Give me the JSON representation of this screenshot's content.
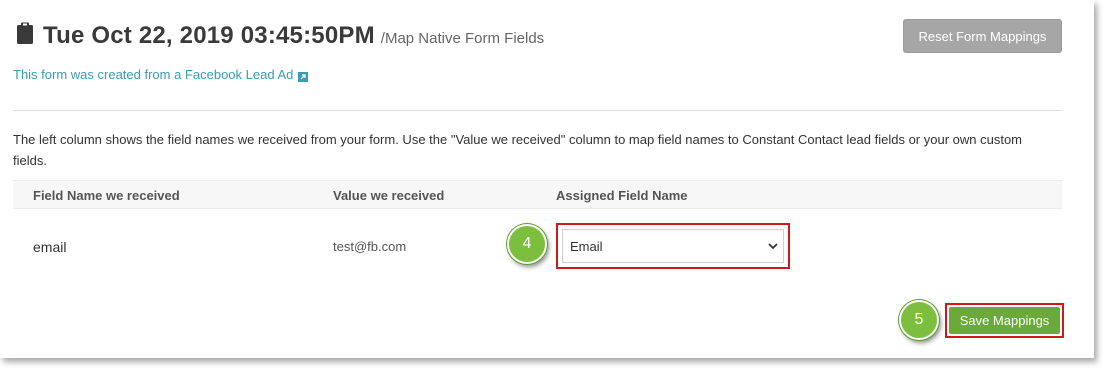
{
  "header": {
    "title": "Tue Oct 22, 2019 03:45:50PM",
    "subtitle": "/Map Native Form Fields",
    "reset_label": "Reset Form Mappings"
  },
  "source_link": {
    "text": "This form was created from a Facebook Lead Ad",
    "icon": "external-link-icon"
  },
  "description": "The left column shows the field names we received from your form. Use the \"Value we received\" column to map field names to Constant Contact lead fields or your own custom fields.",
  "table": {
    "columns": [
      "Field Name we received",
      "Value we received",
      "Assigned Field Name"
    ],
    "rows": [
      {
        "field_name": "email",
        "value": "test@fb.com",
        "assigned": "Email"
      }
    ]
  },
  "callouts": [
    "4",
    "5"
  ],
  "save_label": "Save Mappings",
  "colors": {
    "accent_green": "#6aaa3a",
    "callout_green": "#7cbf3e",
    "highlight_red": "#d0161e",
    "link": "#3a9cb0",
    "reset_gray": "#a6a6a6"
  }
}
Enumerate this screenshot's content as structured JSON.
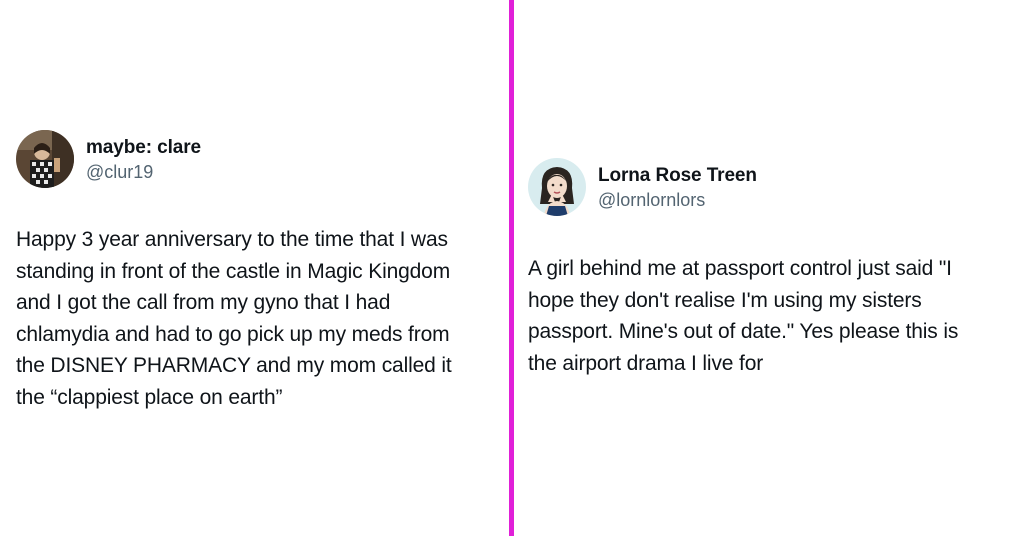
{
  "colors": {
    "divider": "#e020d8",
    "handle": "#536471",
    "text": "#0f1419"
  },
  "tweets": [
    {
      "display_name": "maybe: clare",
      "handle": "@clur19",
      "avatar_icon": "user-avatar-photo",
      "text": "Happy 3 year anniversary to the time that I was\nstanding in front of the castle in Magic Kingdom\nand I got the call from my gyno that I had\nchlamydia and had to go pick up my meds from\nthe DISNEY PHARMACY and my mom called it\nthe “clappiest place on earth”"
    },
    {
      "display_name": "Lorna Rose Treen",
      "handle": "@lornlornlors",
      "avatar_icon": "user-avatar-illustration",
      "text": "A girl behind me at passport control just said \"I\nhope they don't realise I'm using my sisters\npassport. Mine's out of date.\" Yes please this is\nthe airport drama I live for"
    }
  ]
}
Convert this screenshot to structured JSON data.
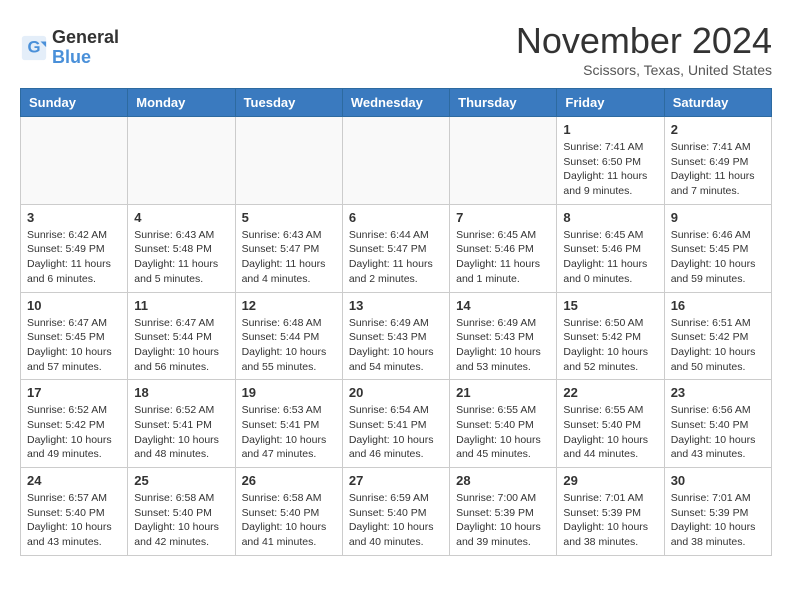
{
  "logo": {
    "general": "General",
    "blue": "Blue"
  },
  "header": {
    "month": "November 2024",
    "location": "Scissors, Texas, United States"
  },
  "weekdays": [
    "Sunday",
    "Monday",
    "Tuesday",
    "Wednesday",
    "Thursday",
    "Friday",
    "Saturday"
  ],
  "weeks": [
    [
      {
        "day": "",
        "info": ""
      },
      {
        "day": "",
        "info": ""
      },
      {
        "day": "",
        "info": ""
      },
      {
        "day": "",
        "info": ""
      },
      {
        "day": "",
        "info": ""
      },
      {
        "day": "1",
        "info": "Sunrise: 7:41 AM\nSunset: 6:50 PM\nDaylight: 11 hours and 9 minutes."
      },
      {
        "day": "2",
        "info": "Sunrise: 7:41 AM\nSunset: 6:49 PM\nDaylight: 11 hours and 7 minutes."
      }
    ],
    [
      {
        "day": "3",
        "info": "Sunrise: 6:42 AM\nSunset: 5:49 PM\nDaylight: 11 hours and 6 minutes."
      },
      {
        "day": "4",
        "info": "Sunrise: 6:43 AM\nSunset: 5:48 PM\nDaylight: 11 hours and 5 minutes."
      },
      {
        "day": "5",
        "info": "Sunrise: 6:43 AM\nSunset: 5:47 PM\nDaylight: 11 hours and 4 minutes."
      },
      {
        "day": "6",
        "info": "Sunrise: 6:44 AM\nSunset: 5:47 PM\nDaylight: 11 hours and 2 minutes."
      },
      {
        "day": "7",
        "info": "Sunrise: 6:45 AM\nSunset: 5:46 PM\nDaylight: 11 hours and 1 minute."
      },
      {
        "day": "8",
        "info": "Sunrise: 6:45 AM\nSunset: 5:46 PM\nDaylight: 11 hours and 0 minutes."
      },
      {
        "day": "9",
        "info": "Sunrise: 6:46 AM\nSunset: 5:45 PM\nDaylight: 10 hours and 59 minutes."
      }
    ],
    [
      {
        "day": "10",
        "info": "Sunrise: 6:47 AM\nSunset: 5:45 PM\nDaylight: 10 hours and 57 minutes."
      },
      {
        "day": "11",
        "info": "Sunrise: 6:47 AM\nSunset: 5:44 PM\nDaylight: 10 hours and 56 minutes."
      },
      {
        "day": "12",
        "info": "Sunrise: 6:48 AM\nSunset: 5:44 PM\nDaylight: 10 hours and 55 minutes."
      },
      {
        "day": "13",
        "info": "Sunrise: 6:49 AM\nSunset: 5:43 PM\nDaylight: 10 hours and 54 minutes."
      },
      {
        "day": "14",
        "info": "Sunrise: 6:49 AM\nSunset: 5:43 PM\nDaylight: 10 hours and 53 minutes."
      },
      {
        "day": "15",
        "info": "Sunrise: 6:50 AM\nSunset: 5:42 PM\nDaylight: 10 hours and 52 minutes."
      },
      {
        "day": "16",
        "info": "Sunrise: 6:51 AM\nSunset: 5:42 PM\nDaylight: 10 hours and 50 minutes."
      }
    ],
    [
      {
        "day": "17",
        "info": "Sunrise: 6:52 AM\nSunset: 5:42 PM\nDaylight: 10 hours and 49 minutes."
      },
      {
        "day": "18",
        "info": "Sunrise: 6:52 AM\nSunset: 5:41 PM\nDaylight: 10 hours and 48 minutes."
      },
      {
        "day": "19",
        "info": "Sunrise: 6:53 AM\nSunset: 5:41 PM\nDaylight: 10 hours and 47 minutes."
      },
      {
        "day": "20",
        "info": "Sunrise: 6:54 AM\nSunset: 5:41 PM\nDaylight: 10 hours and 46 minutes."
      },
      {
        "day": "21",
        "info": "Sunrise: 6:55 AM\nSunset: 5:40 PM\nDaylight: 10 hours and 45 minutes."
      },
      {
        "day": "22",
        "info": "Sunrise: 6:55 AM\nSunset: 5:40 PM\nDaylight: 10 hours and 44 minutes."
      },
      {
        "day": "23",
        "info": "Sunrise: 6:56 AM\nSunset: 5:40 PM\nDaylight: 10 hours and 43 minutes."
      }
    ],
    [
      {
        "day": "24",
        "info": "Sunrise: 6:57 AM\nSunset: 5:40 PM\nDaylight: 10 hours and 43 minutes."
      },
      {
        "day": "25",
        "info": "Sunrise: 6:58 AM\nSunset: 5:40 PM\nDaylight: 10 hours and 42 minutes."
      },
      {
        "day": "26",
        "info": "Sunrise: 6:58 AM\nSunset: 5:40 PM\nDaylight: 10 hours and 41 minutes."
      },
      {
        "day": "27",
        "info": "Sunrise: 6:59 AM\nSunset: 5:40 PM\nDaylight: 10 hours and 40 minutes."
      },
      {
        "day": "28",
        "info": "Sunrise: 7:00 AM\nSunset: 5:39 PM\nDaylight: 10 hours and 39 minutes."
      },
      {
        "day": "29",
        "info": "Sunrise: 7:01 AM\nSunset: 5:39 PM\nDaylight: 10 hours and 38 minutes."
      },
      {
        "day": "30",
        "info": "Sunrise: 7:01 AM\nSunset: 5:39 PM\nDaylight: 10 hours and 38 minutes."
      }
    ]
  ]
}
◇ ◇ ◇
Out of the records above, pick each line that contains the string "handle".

    "handle": "#536471",
      "handle": "@clur19",
      "handle": "@lornlornlors",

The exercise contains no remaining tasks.